I am hoping that if nothing else, the Covid-19 crisis has taught political leaders to start trusting that voters can handle the truth, no matter how unpalatable it may seem at first.
On Sunday, President Cyril Ramaphosa addressed the nation and reinstated the ban on the sale of alcohol.
Ramaphosa had very good reasons for doing it, and he took the great South African public into his confidence, in the same way as he did back in March when the lockdown show got underway.
The reaction wasn’t great. In fact, if you go by social media, you’d think the government banned booze as a punishment.
Here’s what Ramaphosa said: “As we head towards the peak of infections, it is vital that we do not burden our clinics and hospitals with alcohol-related injuries that could have been avoided.
“This is a fight to save every life, and we need to save every bed. We have, therefore, decided that in order to conserve hospital capacity, the sale, dispensing and distribution of alcohol will be suspended with immediate effect.”
Bringing in a night-time curfew, Ramaphosa said, “There is now clear evidence that the resumption of alcohol sales has resulted in substantial pressure being put on hospitals, including trauma and ICU units, due to motor vehicle accidents, violence and related trauma.
“Most of these and other trauma injuries occur at night. Therefore, as an additional measure to reduce the pressure on hospitals, a curfew will be put in place between the hours of 9pm and 4am.”

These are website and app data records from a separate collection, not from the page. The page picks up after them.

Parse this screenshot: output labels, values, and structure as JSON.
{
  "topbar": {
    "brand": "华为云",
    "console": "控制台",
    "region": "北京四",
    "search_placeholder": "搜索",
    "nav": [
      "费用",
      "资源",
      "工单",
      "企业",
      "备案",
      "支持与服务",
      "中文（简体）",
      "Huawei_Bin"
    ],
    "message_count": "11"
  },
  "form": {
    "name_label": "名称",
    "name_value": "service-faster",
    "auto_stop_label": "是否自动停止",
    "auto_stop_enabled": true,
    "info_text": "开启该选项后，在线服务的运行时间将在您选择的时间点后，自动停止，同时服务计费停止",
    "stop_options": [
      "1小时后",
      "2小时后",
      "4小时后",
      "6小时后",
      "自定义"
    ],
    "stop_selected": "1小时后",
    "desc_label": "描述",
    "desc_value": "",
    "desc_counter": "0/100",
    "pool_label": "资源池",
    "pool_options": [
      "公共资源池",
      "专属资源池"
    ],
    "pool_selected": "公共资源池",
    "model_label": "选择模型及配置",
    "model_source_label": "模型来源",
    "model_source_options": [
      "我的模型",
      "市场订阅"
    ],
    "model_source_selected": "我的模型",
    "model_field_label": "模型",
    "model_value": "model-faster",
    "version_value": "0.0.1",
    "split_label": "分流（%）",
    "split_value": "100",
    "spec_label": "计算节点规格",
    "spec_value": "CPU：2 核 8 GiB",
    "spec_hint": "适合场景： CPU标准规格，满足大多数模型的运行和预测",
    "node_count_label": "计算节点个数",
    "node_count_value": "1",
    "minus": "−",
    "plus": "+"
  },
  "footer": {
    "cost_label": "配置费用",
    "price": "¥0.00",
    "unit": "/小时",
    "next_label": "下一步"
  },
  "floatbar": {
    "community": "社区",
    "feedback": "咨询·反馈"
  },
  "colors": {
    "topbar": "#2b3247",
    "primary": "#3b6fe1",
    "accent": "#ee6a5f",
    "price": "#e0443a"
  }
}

This was vintage laying of cards face up on the table, let the chips fall where they may. It reminded me of when the government trotted out scientists to explain the scientific reason for the Hard Lockdown and additional alert-level restrictions.
The public got that it was important to slow the spread and prepare health systems. We also understood that the government would do its utmost to ensure this happened in a way that allowed for safe economic activity that would let people still manage to put food on the table.
Here in the Western Cape, the harsh reality is that during Alert Level 4 and Hard Lockdown, when alcohol sales were initially banned, we saw a marked decrease in the number of murders.
The province also saw a significant decrease in the number of admissions to its hospital facilities for alcohol-related trauma events.
However, almost the minute sales were unbanned on June 1, there was an almost immediate and notable increase in the number of murders and a surge in trauma admissions again.
The link between alcohol and violence is well established in South Africa.
As the government has said all of this 'roho safi', as it were, hopefully people have understood that the ban on alcohol sales is for their own good and they are not on some sort of forced rehab.
There is really hardly any doubt that banning consumption of alcohol will reduce pressure on hospital emergency wards. Even the thirstiest boozer gets it.
Meanwhile, another of the negative effects of the pandemic has been the economic squeeze.
Here in South Africa, almost as a matter of course it has meant that foreigners (in particular black ones from elsewhere in Africa) have once again been targeted for blame.
Last week, it was the turn of Somali traders in the ordinarily peaceful West Coast town of Saldanha Bay
Looking for an explanation I spoke to academic who said: “Xenophobic violence has been seen by many as the only mechanism that can be used to drive away foreign nationals who compete with citizens to have access to labour market, national resources and other opportunities.”
And the world keeps on turning.